    Video In Philippines, Mixed Feelings About Greater US Military Presence

    In the Philippines, some who will be directly affected by a recent Supreme Court decision clearing the way for more United States troop visits are having mixed reactions.  The increased rotations come at a time when the Philippines is trying to build up its military in the face of growing maritime assertiveness from China.  From Bahile, Palawan on the coast of the South China Sea, Simone Orendain has this story.
    Video

    Video Microcephaly's Connection to Zika: Guilty Until Proven Innocent

    The Zika virus rarely causes problems for the people who get it, but it seems to be having a devastating impact on babies whose mothers are infected with Zika. VOA's Carol Pearson has more.
    Video

    Video Solar Innovation Provides Cheap, Clean Energy to Kenya Residents

    In Kenya, a company called M-Kopa Solar is providing clean energy to more than 300,000 homes across East Africa by allowing customers to "pay-as-you-go" via their cell phones. As Lenny Ruvaga reports from Kangemi, customers pay a small deposit for a solar unit and then pay less than a dollar a day to get clean energy to light up their homes or businesses.
    Video

    Video Stunning Artworks Attract Record Crowds, Thanks to Social Media

    A new exhibit at the oldest art museum in America is shattering attendance records. Thousands of visitors are lining up to see nine giant works of art that have gotten a much-deserved shot of viral marketing. The 150-year-old Smithsonian American Art Museum has never had a response quite like this. VOA's Julie Taboh reports.
    Video

    Video Apprenticeships Put Americans on Path Back to Work

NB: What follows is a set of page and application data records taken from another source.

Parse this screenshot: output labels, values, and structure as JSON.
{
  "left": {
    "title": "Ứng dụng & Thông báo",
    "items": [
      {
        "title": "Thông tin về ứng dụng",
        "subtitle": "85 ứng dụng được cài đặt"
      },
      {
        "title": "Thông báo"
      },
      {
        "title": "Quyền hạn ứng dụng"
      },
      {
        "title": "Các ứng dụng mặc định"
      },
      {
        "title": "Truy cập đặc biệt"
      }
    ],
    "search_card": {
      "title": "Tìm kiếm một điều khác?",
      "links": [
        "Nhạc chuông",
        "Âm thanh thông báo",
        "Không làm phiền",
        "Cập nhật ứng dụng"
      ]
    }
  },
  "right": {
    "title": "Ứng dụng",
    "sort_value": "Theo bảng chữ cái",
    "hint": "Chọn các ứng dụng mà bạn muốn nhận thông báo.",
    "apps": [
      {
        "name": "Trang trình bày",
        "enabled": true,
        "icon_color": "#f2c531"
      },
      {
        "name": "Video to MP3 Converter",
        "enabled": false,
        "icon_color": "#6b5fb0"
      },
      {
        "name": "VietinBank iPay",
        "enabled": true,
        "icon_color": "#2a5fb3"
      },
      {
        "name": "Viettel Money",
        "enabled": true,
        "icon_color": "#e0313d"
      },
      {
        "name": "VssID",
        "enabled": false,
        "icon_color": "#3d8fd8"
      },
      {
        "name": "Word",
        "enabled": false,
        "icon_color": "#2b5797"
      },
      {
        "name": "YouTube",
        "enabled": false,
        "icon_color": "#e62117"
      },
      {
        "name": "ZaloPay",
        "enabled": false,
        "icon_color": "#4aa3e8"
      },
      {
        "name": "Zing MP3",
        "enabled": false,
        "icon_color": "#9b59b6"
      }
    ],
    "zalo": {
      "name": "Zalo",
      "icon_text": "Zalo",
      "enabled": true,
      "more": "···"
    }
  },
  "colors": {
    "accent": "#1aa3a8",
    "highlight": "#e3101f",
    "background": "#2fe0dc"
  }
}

    Trying to get more people into the U.S. workforce, the Obama administration last year announced $175 million in grants towards apprenticeship programs. VOA White House correspondent Aru Pande went inside one training center outside of Washington that has gained national recognition for helping put people on the path to employment.
    Video

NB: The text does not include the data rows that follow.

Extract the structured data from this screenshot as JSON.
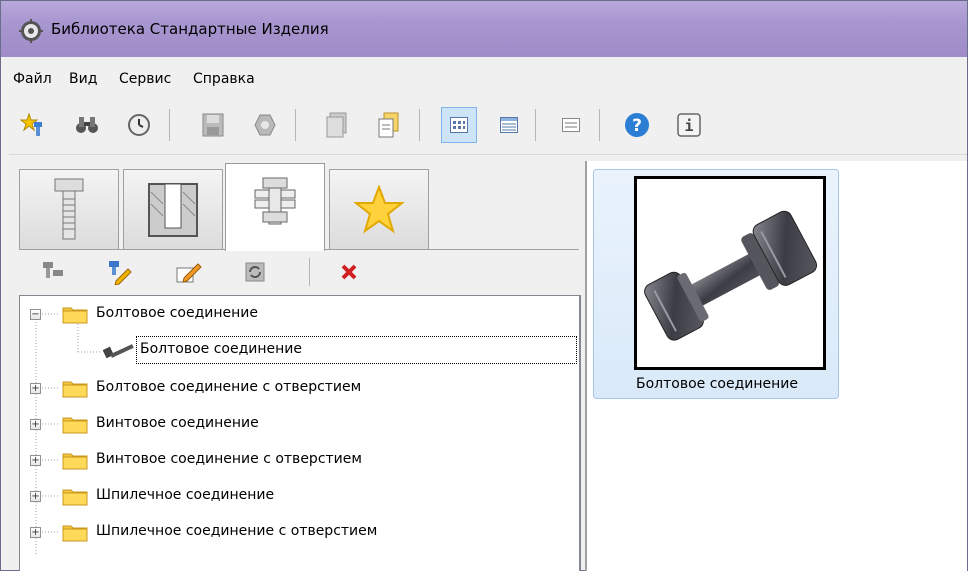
{
  "window": {
    "title": "Библиотека Стандартные Изделия"
  },
  "menu": {
    "file": "Файл",
    "view": "Вид",
    "service": "Сервис",
    "help": "Справка"
  },
  "tree": {
    "items": [
      {
        "label": "Болтовое соединение",
        "expanded": true
      },
      {
        "label": "Болтовое соединение",
        "child": true
      },
      {
        "label": "Болтовое соединение с отверстием"
      },
      {
        "label": "Винтовое соединение"
      },
      {
        "label": "Винтовое соединение с отверстием"
      },
      {
        "label": "Шпилечное соединение"
      },
      {
        "label": "Шпилечное соединение с отверстием"
      }
    ]
  },
  "preview": {
    "label": "Болтовое соединение"
  },
  "colors": {
    "titlebar": "#a896d0",
    "selection": "#cde4f7",
    "folder": "#f4c542"
  }
}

    Video New Material May Reduce Concussion Effects

    As the 2016 National Football League season reaches its summit at the Super Bowl this coming Sunday (2/7), scientists are trying to learn how to more effectively protect football players from dangerous and damaging concussions. Researchers at Cardiff and Cambridge Universities say their origami-based material may solve the problem. VOA’s George Putic reports.
    Video

    Video Saudi Arabian Women's Sports Chip Away at Stereotypes

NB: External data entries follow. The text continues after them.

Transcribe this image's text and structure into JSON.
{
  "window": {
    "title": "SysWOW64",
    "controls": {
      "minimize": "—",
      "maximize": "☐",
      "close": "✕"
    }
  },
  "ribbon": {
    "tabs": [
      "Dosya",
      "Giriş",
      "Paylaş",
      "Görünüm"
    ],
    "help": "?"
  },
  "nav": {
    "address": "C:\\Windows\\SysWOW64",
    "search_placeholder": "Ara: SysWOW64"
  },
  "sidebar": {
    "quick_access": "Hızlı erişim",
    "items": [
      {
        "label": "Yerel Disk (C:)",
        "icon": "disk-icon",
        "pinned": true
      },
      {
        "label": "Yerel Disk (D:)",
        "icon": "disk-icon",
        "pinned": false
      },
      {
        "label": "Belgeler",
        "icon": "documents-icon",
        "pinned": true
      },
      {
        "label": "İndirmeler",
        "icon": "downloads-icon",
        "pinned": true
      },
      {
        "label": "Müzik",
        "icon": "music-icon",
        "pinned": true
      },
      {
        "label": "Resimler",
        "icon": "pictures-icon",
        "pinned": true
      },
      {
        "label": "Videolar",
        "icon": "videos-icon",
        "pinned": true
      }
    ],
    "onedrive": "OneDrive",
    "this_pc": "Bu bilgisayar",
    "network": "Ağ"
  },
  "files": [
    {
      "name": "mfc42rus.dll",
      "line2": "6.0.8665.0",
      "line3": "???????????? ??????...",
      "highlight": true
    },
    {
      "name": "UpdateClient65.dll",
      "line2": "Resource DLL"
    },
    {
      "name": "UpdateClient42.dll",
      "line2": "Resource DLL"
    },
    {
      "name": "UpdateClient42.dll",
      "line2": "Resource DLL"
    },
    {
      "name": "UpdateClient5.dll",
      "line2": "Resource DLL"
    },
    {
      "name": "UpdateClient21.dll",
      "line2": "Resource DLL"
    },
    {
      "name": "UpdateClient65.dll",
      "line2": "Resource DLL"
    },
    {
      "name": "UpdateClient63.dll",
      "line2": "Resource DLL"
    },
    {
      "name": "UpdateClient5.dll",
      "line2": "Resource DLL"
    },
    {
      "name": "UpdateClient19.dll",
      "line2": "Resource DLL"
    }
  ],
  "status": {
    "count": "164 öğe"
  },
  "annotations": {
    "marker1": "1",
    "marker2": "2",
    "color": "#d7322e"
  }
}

    Saudi Arabian female athletes say that sports are on the front line of busting traditions that quash women’s voices, both locally and internationally. In their hometown of Jeddah, a group of basketball players say that by connecting sports to health issues, they are encouraging women and girls to get out of their homes and participate in public life. VOA’s Heather Murdock reports.
    Video

    Video A Year Later, Fortunes Mixed for Syrians Forging New Lives in Berlin

    In April of last year, VOA followed the progress of six young Syrian refugees -- four brothers and their two friends -- as they made their way from Libya to Italy by boat, and eventually to Germany. Reporter Henry Ridgwell caught up with the refugees again in Berlin, as they struggle to forge new lives amid the turmoil of Europe's refugee crisis.
    Video

    Video Zika Virus May be Hard to Stop

    With the Zika virus spreading rapidly, the World Health Organization Monday declared Zika a global health emergency. As Alberto Pimienta reports, for many governments and experts, the worst is yet to come.